• _PROBLEM REQUIREMENTS_
The answer should contain each record below, repeated exactly.

• _Dataset rows describing interfaces_
------------------------------------------------------------

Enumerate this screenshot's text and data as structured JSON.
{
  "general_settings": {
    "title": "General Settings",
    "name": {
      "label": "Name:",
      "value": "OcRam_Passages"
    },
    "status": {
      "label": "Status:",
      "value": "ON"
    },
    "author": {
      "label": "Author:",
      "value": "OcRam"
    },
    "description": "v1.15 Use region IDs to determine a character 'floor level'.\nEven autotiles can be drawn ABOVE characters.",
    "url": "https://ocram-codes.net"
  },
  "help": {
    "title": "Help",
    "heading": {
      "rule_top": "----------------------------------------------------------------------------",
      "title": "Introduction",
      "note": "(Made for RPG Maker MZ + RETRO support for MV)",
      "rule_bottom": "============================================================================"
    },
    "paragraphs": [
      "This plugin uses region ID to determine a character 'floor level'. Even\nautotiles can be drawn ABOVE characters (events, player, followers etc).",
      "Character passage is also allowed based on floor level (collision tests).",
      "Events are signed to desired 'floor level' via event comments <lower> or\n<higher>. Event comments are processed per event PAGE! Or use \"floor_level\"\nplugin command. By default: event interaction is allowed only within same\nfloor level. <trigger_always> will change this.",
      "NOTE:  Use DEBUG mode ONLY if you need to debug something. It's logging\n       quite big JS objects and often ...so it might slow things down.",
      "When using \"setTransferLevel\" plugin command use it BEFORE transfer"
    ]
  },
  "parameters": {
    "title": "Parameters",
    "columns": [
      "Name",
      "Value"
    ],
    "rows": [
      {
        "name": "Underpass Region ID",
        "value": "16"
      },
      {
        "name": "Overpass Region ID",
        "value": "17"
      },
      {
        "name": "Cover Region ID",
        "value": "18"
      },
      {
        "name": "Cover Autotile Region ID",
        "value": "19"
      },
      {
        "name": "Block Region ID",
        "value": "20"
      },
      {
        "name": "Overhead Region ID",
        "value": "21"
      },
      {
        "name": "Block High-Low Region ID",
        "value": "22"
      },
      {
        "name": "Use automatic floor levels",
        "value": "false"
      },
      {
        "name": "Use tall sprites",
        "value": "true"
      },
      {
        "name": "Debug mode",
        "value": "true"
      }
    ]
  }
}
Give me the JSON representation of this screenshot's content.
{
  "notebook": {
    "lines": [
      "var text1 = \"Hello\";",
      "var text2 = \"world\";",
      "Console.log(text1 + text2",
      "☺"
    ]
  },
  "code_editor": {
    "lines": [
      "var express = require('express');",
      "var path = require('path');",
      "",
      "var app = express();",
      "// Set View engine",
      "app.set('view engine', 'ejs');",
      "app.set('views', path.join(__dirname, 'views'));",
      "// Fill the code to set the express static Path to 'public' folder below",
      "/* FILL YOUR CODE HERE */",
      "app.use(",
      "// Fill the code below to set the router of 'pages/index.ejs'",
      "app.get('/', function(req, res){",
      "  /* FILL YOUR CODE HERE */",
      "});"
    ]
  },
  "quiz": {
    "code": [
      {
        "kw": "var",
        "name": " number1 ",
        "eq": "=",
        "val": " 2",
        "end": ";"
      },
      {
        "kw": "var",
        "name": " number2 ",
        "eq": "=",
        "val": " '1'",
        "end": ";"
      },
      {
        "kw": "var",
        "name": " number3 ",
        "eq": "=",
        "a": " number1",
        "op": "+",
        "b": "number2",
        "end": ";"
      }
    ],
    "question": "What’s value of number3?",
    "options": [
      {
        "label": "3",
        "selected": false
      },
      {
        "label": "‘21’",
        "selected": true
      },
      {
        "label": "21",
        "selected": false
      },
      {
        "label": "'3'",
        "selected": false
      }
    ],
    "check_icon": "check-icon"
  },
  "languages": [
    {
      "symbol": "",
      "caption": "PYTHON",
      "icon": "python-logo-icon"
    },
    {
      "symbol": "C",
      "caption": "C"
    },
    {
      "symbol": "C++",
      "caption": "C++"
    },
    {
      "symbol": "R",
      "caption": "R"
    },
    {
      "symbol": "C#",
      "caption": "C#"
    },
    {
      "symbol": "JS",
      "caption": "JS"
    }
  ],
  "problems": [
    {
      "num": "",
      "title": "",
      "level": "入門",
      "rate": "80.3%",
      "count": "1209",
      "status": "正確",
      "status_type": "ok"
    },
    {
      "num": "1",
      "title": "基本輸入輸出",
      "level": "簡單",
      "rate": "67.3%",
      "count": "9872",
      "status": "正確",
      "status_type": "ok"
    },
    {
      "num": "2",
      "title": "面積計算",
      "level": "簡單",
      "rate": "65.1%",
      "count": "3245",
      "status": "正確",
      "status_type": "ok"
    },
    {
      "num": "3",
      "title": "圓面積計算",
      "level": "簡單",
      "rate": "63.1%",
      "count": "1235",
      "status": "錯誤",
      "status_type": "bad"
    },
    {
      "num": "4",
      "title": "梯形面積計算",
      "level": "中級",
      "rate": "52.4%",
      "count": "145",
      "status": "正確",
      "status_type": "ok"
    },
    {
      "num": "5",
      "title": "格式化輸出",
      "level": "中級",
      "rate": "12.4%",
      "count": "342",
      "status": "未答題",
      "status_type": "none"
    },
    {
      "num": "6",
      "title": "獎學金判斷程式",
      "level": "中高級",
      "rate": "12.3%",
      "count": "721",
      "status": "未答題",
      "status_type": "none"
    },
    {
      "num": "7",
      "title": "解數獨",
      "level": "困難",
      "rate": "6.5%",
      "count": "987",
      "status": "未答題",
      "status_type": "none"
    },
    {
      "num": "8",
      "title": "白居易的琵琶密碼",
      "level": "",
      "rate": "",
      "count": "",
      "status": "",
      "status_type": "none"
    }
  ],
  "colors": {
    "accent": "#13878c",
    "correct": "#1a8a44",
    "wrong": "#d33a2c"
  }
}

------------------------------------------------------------

• _RESPONSE TO THIS EXERCISE_
Enumerate this screenshot's text and data as structured JSON.
{
  "general_settings": {
    "title": "General Settings",
    "name": {
      "label": "Name:",
      "value": "OcRam_Passages"
    },
    "status": {
      "label": "Status:",
      "value": "ON"
    },
    "author": {
      "label": "Author:",
      "value": "OcRam"
    },
    "description": "v1.15 Use region IDs to determine a character 'floor level'.\nEven autotiles can be drawn ABOVE characters.",
    "url": "https://ocram-codes.net"
  },
  "help": {
    "title": "Help",
    "heading": {
      "rule_top": "----------------------------------------------------------------------------",
      "title": "Introduction",
      "note": "(Made for RPG Maker MZ + RETRO support for MV)",
      "rule_bottom": "============================================================================"
    },
    "paragraphs": [
      "This plugin uses region ID to determine a character 'floor level'. Even\nautotiles can be drawn ABOVE characters (events, player, followers etc).",
      "Character passage is also allowed based on floor level (collision tests).",
      "Events are signed to desired 'floor level' via event comments <lower> or\n<higher>. Event comments are processed per event PAGE! Or use \"floor_level\"\nplugin command. By default: event interaction is allowed only within same\nfloor level. <trigger_always> will change this.",
      "NOTE:  Use DEBUG mode ONLY if you need to debug something. It's logging\n       quite big JS objects and often ...so it might slow things down.",
      "When using \"setTransferLevel\" plugin command use it BEFORE transfer"
    ]
  },
  "parameters": {
    "title": "Parameters",
    "columns": [
      "Name",
      "Value"
    ],
    "rows": [
      {
        "name": "Underpass Region ID",
        "value": "16"
      },
      {
        "name": "Overpass Region ID",
        "value": "17"
      },
      {
        "name": "Cover Region ID",
        "value": "18"
      },
      {
        "name": "Cover Autotile Region ID",
        "value": "19"
      },
      {
        "name": "Block Region ID",
        "value": "20"
      },
      {
        "name": "Overhead Region ID",
        "value": "21"
      },
      {
        "name": "Block High-Low Region ID",
        "value": "22"
      },
      {
        "name": "Use automatic floor levels",
        "value": "false"
      },
      {
        "name": "Use tall sprites",
        "value": "true"
      },
      {
        "name": "Debug mode",
        "value": "true"
      }
    ]
  }
}
Give me the JSON representation of this screenshot's content.
{
  "notebook": {
    "lines": [
      "var text1 = \"Hello\";",
      "var text2 = \"world\";",
      "Console.log(text1 + text2",
      "☺"
    ]
  },
  "code_editor": {
    "lines": [
      "var express = require('express');",
      "var path = require('path');",
      "",
      "var app = express();",
      "// Set View engine",
      "app.set('view engine', 'ejs');",
      "app.set('views', path.join(__dirname, 'views'));",
      "// Fill the code to set the express static Path to 'public' folder below",
      "/* FILL YOUR CODE HERE */",
      "app.use(",
      "// Fill the code below to set the router of 'pages/index.ejs'",
      "app.get('/', function(req, res){",
      "  /* FILL YOUR CODE HERE */",
      "});"
    ]
  },
  "quiz": {
    "code": [
      {
        "kw": "var",
        "name": " number1 ",
        "eq": "=",
        "val": " 2",
        "end": ";"
      },
      {
        "kw": "var",
        "name": " number2 ",
        "eq": "=",
        "val": " '1'",
        "end": ";"
      },
      {
        "kw": "var",
        "name": " number3 ",
        "eq": "=",
        "a": " number1",
        "op": "+",
        "b": "number2",
        "end": ";"
      }
    ],
    "question": "What’s value of number3?",
    "options": [
      {
        "label": "3",
        "selected": false
      },
      {
        "label": "‘21’",
        "selected": true
      },
      {
        "label": "21",
        "selected": false
      },
      {
        "label": "'3'",
        "selected": false
      }
    ],
    "check_icon": "check-icon"
  },
  "languages": [
    {
      "symbol": "",
      "caption": "PYTHON",
      "icon": "python-logo-icon"
    },
    {
      "symbol": "C",
      "caption": "C"
    },
    {
      "symbol": "C++",
      "caption": "C++"
    },
    {
      "symbol": "R",
      "caption": "R"
    },
    {
      "symbol": "C#",
      "caption": "C#"
    },
    {
      "symbol": "JS",
      "caption": "JS"
    }
  ],
  "problems": [
    {
      "num": "",
      "title": "",
      "level": "入門",
      "rate": "80.3%",
      "count": "1209",
      "status": "正確",
      "status_type": "ok"
    },
    {
      "num": "1",
      "title": "基本輸入輸出",
      "level": "簡單",
      "rate": "67.3%",
      "count": "9872",
      "status": "正確",
      "status_type": "ok"
    },
    {
      "num": "2",
      "title": "面積計算",
      "level": "簡單",
      "rate": "65.1%",
      "count": "3245",
      "status": "正確",
      "status_type": "ok"
    },
    {
      "num": "3",
      "title": "圓面積計算",
      "level": "簡單",
      "rate": "63.1%",
      "count": "1235",
      "status": "錯誤",
      "status_type": "bad"
    },
    {
      "num": "4",
      "title": "梯形面積計算",
      "level": "中級",
      "rate": "52.4%",
      "count": "145",
      "status": "正確",
      "status_type": "ok"
    },
    {
      "num": "5",
      "title": "格式化輸出",
      "level": "中級",
      "rate": "12.4%",
      "count": "342",
      "status": "未答題",
      "status_type": "none"
    },
    {
      "num": "6",
      "title": "獎學金判斷程式",
      "level": "中高級",
      "rate": "12.3%",
      "count": "721",
      "status": "未答題",
      "status_type": "none"
    },
    {
      "num": "7",
      "title": "解數獨",
      "level": "困難",
      "rate": "6.5%",
      "count": "987",
      "status": "未答題",
      "status_type": "none"
    },
    {
      "num": "8",
      "title": "白居易的琵琶密碼",
      "level": "",
      "rate": "",
      "count": "",
      "status": "",
      "status_type": "none"
    }
  ],
  "colors": {
    "accent": "#13878c",
    "correct": "#1a8a44",
    "wrong": "#d33a2c"
  }
}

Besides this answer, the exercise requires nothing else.